Enter your search into one or more of the boxes below:
You can refine your search by selecting from any of the options below:
The Quantum Hall Effects: Integral and Fractional

The Quantum Hall Effects: Integral and Fractional (Paperback)

Printed to order. Despatched in 2-3 weeks.
Email me when back in stock


The experimental discovery of the fractional quantum Hall effect (FQHE) at the end of 1981 by Tsui, Stormer and Gossard was absolutely unexpected since, at this time, no theoretical work existed that could predict new struc- tures in the magnetotransport coefficients under conditions representing the extreme quantum limit. It is more than thirty years since investigations of bulk semiconductors in very strong magnetic fields were begun. Under these conditions, only the lowest Landau level is occupied and the theory predicted a monotonic variation of the resistivity with increasing magnetic field, depending sensitively on the scattering mechanism. However, the ex- perimental data could not be analyzed accurately since magnetic freeze-out effects and the transitions from a degenerate to a nondegenerate system complicated the interpretation of the data. For a two-dimensional electron the positive background charge is well separated from the two- gas, where dimensional system, magnetic freeze-out effects are barely visible and an analysis of the data in the extreme quantum limit seems to be easier. First measurements in this magnetic field region on silicon field-effect transistors were not successful because the disorder in these devices was so large that all electrons in the lowest Landau level were localized. Consequently, models of a spin glass and finally of a Wigner solid were developed and much effort was put into developing the technology for improving the quality of semi- conductor materials and devices, especially in the field of two-dimensional electron systems.

More books by Tapash Chakraborty

More books by Pekka Pietilainen

Leave Review


Delivery Options

All delivery times quoted are the average, and cannot be guaranteed. These should be added to the availability message time, to determine when the goods will arrive. During checkout we will give you a cumulative estimated date for delivery.

Location 1st Book Each additional book Average Delivery Time
UK Second Class Available free for ALL orders. No charge for each additional book. 3-7 Days
UK First Class £4.50 £1.00 1-2 Days
UK Courier £7.00 £1.00 1-2 Days
Western Europe** Courier £17.00 £3.00 2-3 Days
Western Europe** Airmail £5.00 £1.50 4-14 Days
USA / Canada Courier £20.00 £3.00 2-4 Days
USA / Canada Airmail £7.00 £3.00 4-14 Days
Rest of World Courier £22.50 £3.00 3-6 Days
Rest of World Airmail £8.00 £3.00 7-21 Days
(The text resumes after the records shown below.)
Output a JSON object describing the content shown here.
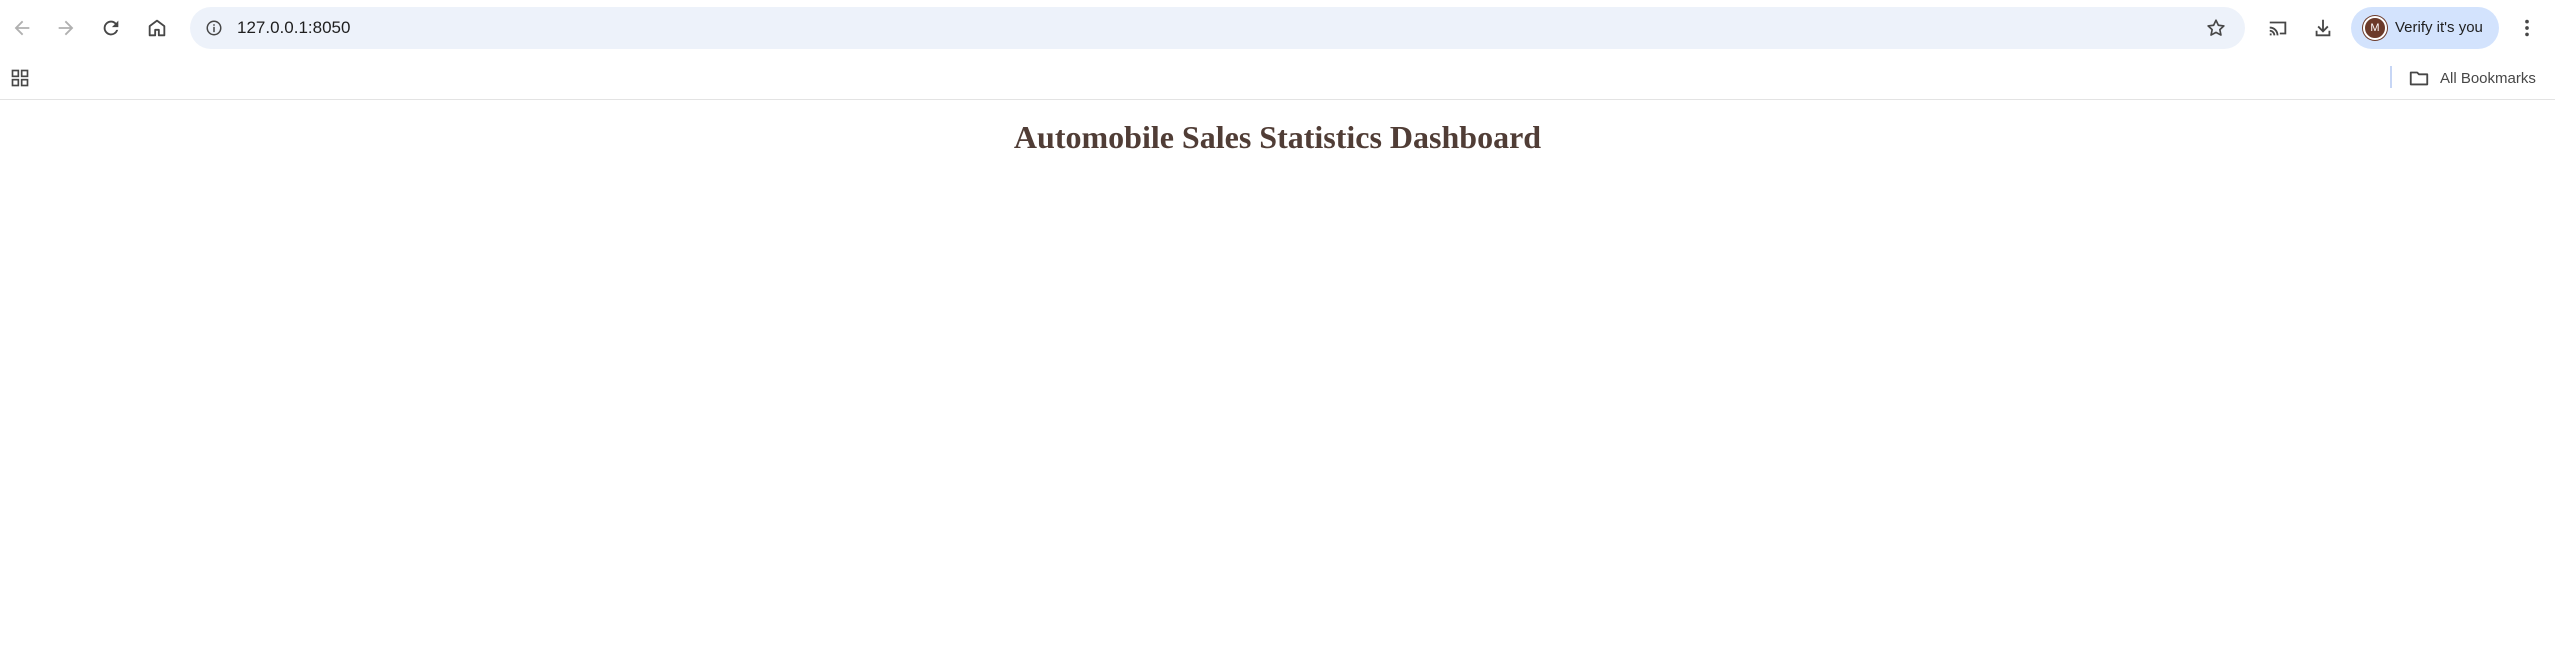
{
  "browser": {
    "url": "127.0.0.1:8050",
    "profile": {
      "initial": "M",
      "label": "Verify it's you"
    },
    "bookmarks": {
      "all_bookmarks_label": "All Bookmarks"
    },
    "icons": {
      "back": "arrow-left-icon",
      "forward": "arrow-right-icon",
      "reload": "reload-icon",
      "home": "home-icon",
      "site_info": "info-icon",
      "bookmark_star": "star-icon",
      "cast": "cast-icon",
      "downloads": "download-icon",
      "menu": "more-vertical-icon",
      "apps": "apps-grid-icon",
      "folder": "folder-icon"
    }
  },
  "page": {
    "title": "Automobile Sales Statistics Dashboard",
    "title_color": "#503d36"
  }
}
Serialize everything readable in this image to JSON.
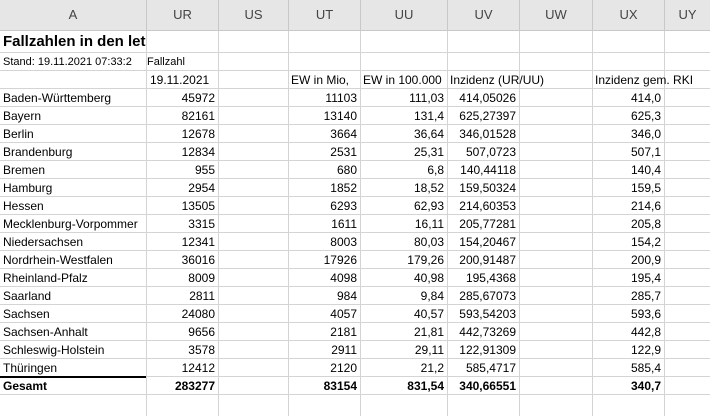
{
  "columns": [
    "A",
    "UR",
    "US",
    "UT",
    "UU",
    "UV",
    "UW",
    "UX",
    "UY"
  ],
  "title": "Fallzahlen in den let",
  "stand": "Stand: 19.11.2021 07:33:2",
  "fallzahl": "Fallzahl",
  "headers": {
    "ur": "19.11.2021",
    "ut": "EW in Mio,",
    "uu": "EW in 100.000",
    "uv": "Inzidenz (UR/UU)",
    "ux": "Inzidenz gem. RKI"
  },
  "rows": [
    {
      "name": "Baden-Württemberg",
      "ur": "45972",
      "ut": "11103",
      "uu": "111,03",
      "uv": "414,05026",
      "ux": "414,0"
    },
    {
      "name": "Bayern",
      "ur": "82161",
      "ut": "13140",
      "uu": "131,4",
      "uv": "625,27397",
      "ux": "625,3"
    },
    {
      "name": "Berlin",
      "ur": "12678",
      "ut": "3664",
      "uu": "36,64",
      "uv": "346,01528",
      "ux": "346,0"
    },
    {
      "name": "Brandenburg",
      "ur": "12834",
      "ut": "2531",
      "uu": "25,31",
      "uv": "507,0723",
      "ux": "507,1"
    },
    {
      "name": "Bremen",
      "ur": "955",
      "ut": "680",
      "uu": "6,8",
      "uv": "140,44118",
      "ux": "140,4"
    },
    {
      "name": "Hamburg",
      "ur": "2954",
      "ut": "1852",
      "uu": "18,52",
      "uv": "159,50324",
      "ux": "159,5"
    },
    {
      "name": "Hessen",
      "ur": "13505",
      "ut": "6293",
      "uu": "62,93",
      "uv": "214,60353",
      "ux": "214,6"
    },
    {
      "name": "Mecklenburg-Vorpommer",
      "ur": "3315",
      "ut": "1611",
      "uu": "16,11",
      "uv": "205,77281",
      "ux": "205,8"
    },
    {
      "name": "Niedersachsen",
      "ur": "12341",
      "ut": "8003",
      "uu": "80,03",
      "uv": "154,20467",
      "ux": "154,2"
    },
    {
      "name": "Nordrhein-Westfalen",
      "ur": "36016",
      "ut": "17926",
      "uu": "179,26",
      "uv": "200,91487",
      "ux": "200,9"
    },
    {
      "name": "Rheinland-Pfalz",
      "ur": "8009",
      "ut": "4098",
      "uu": "40,98",
      "uv": "195,4368",
      "ux": "195,4"
    },
    {
      "name": "Saarland",
      "ur": "2811",
      "ut": "984",
      "uu": "9,84",
      "uv": "285,67073",
      "ux": "285,7"
    },
    {
      "name": "Sachsen",
      "ur": "24080",
      "ut": "4057",
      "uu": "40,57",
      "uv": "593,54203",
      "ux": "593,6"
    },
    {
      "name": "Sachsen-Anhalt",
      "ur": "9656",
      "ut": "2181",
      "uu": "21,81",
      "uv": "442,73269",
      "ux": "442,8"
    },
    {
      "name": "Schleswig-Holstein",
      "ur": "3578",
      "ut": "2911",
      "uu": "29,11",
      "uv": "122,91309",
      "ux": "122,9"
    },
    {
      "name": "Thüringen",
      "ur": "12412",
      "ut": "2120",
      "uu": "21,2",
      "uv": "585,4717",
      "ux": "585,4"
    }
  ],
  "total": {
    "name": "Gesamt",
    "ur": "283277",
    "ut": "83154",
    "uu": "831,54",
    "uv": "340,66551",
    "ux": "340,7"
  }
}
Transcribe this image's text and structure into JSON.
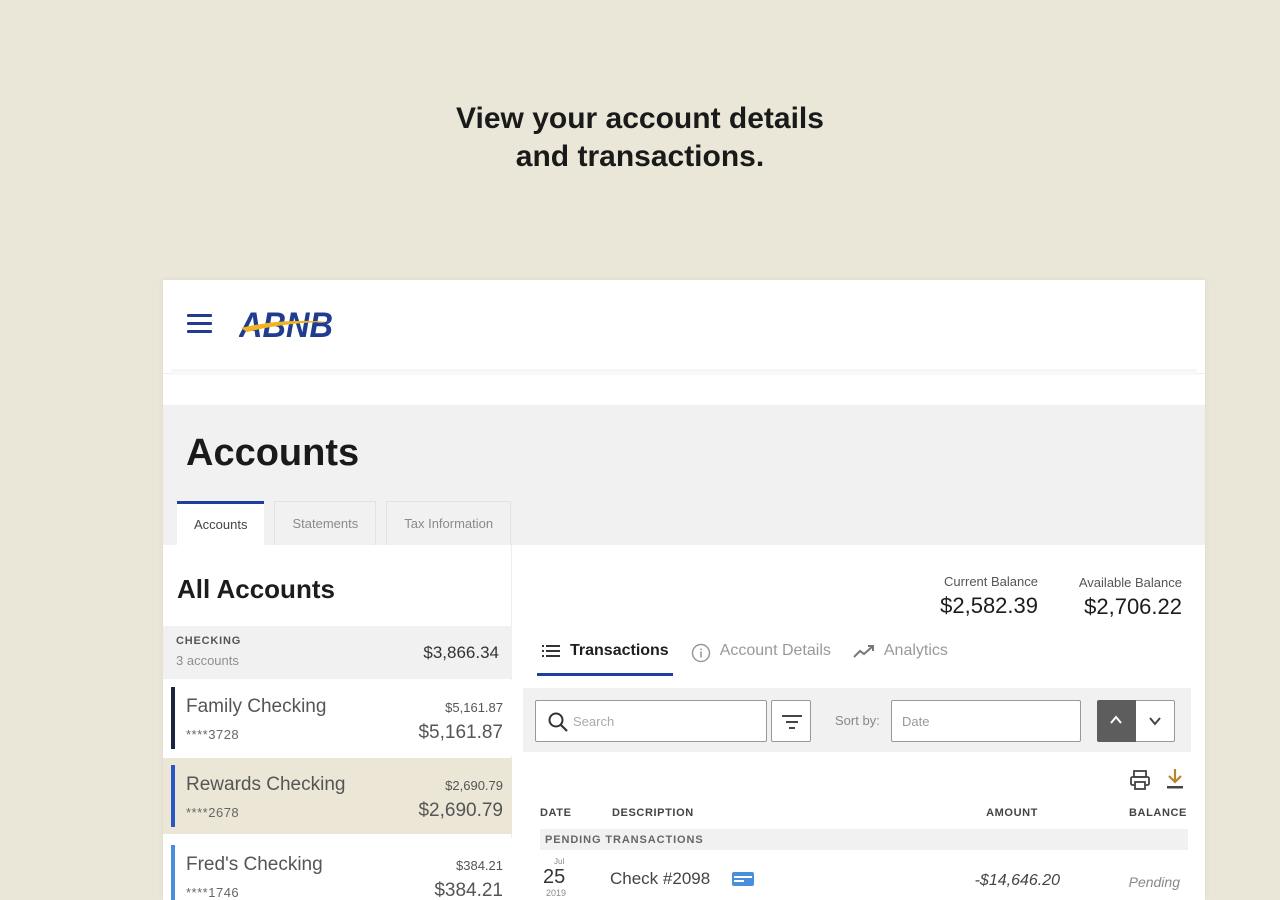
{
  "headline": {
    "line1": "View your account details",
    "line2": "and transactions."
  },
  "brand": {
    "name": "ABNB",
    "primary_color": "#1f3c8f",
    "accent_color": "#f2b320"
  },
  "page": {
    "title": "Accounts"
  },
  "tabs": [
    {
      "label": "Accounts",
      "active": true
    },
    {
      "label": "Statements",
      "active": false
    },
    {
      "label": "Tax Information",
      "active": false
    }
  ],
  "sidebar": {
    "title": "All Accounts",
    "group": {
      "label": "CHECKING",
      "count": "3 accounts",
      "total": "$3,866.34"
    },
    "accounts": [
      {
        "name": "Family Checking",
        "mask": "****3728",
        "balance_small": "$5,161.87",
        "balance": "$5,161.87",
        "bar_color": "#1c2340",
        "selected": false
      },
      {
        "name": "Rewards Checking",
        "mask": "****2678",
        "balance_small": "$2,690.79",
        "balance": "$2,690.79",
        "bar_color": "#2a56c6",
        "selected": true
      },
      {
        "name": "Fred's Checking",
        "mask": "****1746",
        "balance_small": "$384.21",
        "balance": "$384.21",
        "bar_color": "#4a8ee0",
        "selected": false
      }
    ]
  },
  "balances": {
    "current": {
      "label": "Current Balance",
      "value": "$2,582.39"
    },
    "available": {
      "label": "Available Balance",
      "value": "$2,706.22"
    }
  },
  "sub_tabs": [
    {
      "label": "Transactions",
      "icon": "list-icon",
      "active": true
    },
    {
      "label": "Account Details",
      "icon": "info-icon",
      "active": false
    },
    {
      "label": "Analytics",
      "icon": "trend-icon",
      "active": false
    }
  ],
  "filters": {
    "search_placeholder": "Search",
    "sort_label": "Sort by:",
    "sort_value": "Date"
  },
  "table": {
    "headers": {
      "date": "DATE",
      "description": "DESCRIPTION",
      "amount": "AMOUNT",
      "balance": "BALANCE"
    },
    "pending_label": "PENDING TRANSACTIONS",
    "rows": [
      {
        "month": "Jul",
        "day": "25",
        "year": "2019",
        "description": "Check #2098",
        "amount": "-$14,646.20",
        "status": "Pending"
      }
    ]
  }
}
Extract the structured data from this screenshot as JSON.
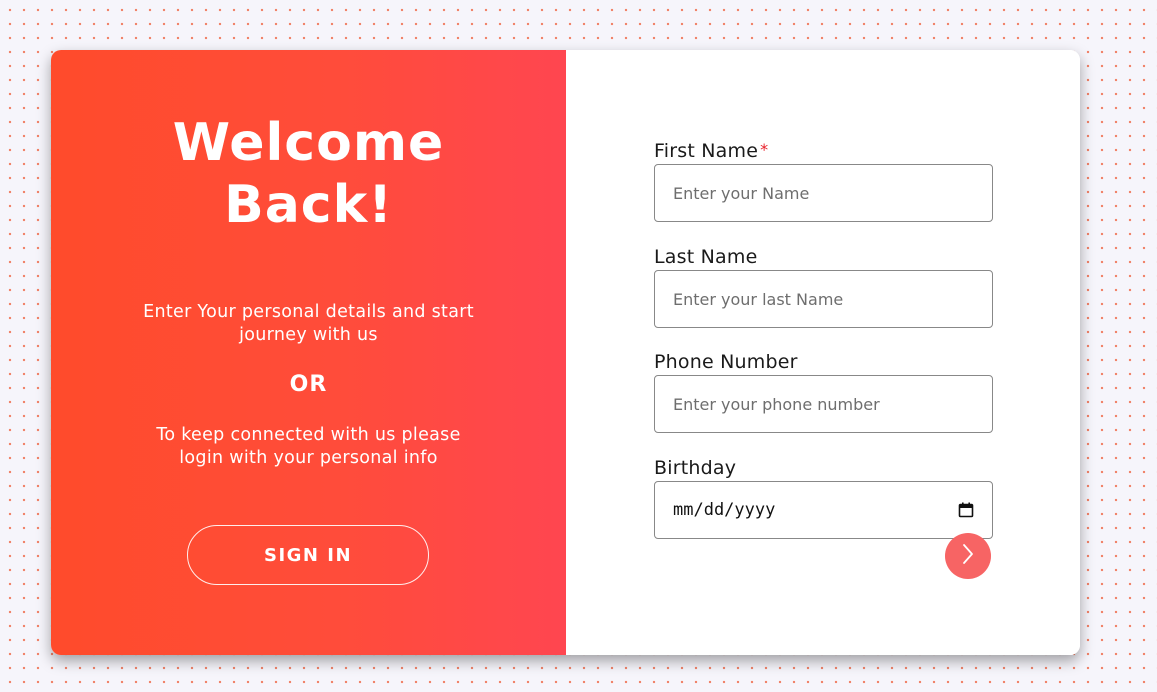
{
  "colors": {
    "accent": "#ff4b2b",
    "accent_end": "#ff4650",
    "next_button": "#f76464",
    "required_mark": "#e8202a"
  },
  "left": {
    "title_line1": "Welcome",
    "title_line2": "Back!",
    "description_1": "Enter Your personal details and start journey with us",
    "or": "OR",
    "description_2": "To keep connected with us please login with your personal info",
    "signin_label": "SIGN IN"
  },
  "form": {
    "first_name": {
      "label": "First Name",
      "required_mark": "*",
      "placeholder": "Enter your Name",
      "value": ""
    },
    "last_name": {
      "label": "Last Name",
      "placeholder": "Enter your last Name",
      "value": ""
    },
    "phone": {
      "label": "Phone Number",
      "placeholder": "Enter your phone number",
      "value": ""
    },
    "birthday": {
      "label": "Birthday",
      "placeholder": "mm/dd/yyyy",
      "icon": "calendar-icon"
    },
    "next_icon": "chevron-right-icon"
  }
}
** Includes Austria, Belgium, Denmark, France, Germany, Greece, Iceland, Irish Republic, Italy, Luxembourg, Netherlands, Portugal, Spain, Sweden and Switzerland.

Delivery Help & FAQs

Returns Information

If you are not completely satisfied with your purchase*, you may return it to us in its original condition with in 30 days of receiving your delivery or collection notification email for a refund. Except for damaged items or delivery issues the cost of return postage is borne by the buyer. Your statutory rights are not affected.

* For Exclusions and terms on damaged or delivery issues see Returns Help & FAQs

You might also like

Eric M. Furst; Todd M. Squires
Exchange Bias: From Thin Film to...
Surender Kumar Sharma
An Introduction to Quantum Fluids
Eric Suraud; Phuong Mai Dinh; Jesus...
Quantum Field Theory Approach to...
Eduardo C. Marino
Latest Blog
Caroline Taggart on Why Punctuation Can be Surprisingly Exciting

Caroline Taggart explains the versatility of punctuation.

Under the Knife: Recreating the Grimy World of Victorian Surgery

Lindsey describes how she made the trailer for her debut The Butchering Art in order to see how the sights, sounds, and smells of this gruesome period in medical history would translate onto the screen.

The Sky Doesn't Have to be Blue: Steve Antony on Life as a Colour Blind Illustrator

Steve explains what it's like to be a colour blind illustrator and why the sky doesn't have to be blue.

View all Blog Entries
Show/Hide Tweets
© W&G Foyle Ltd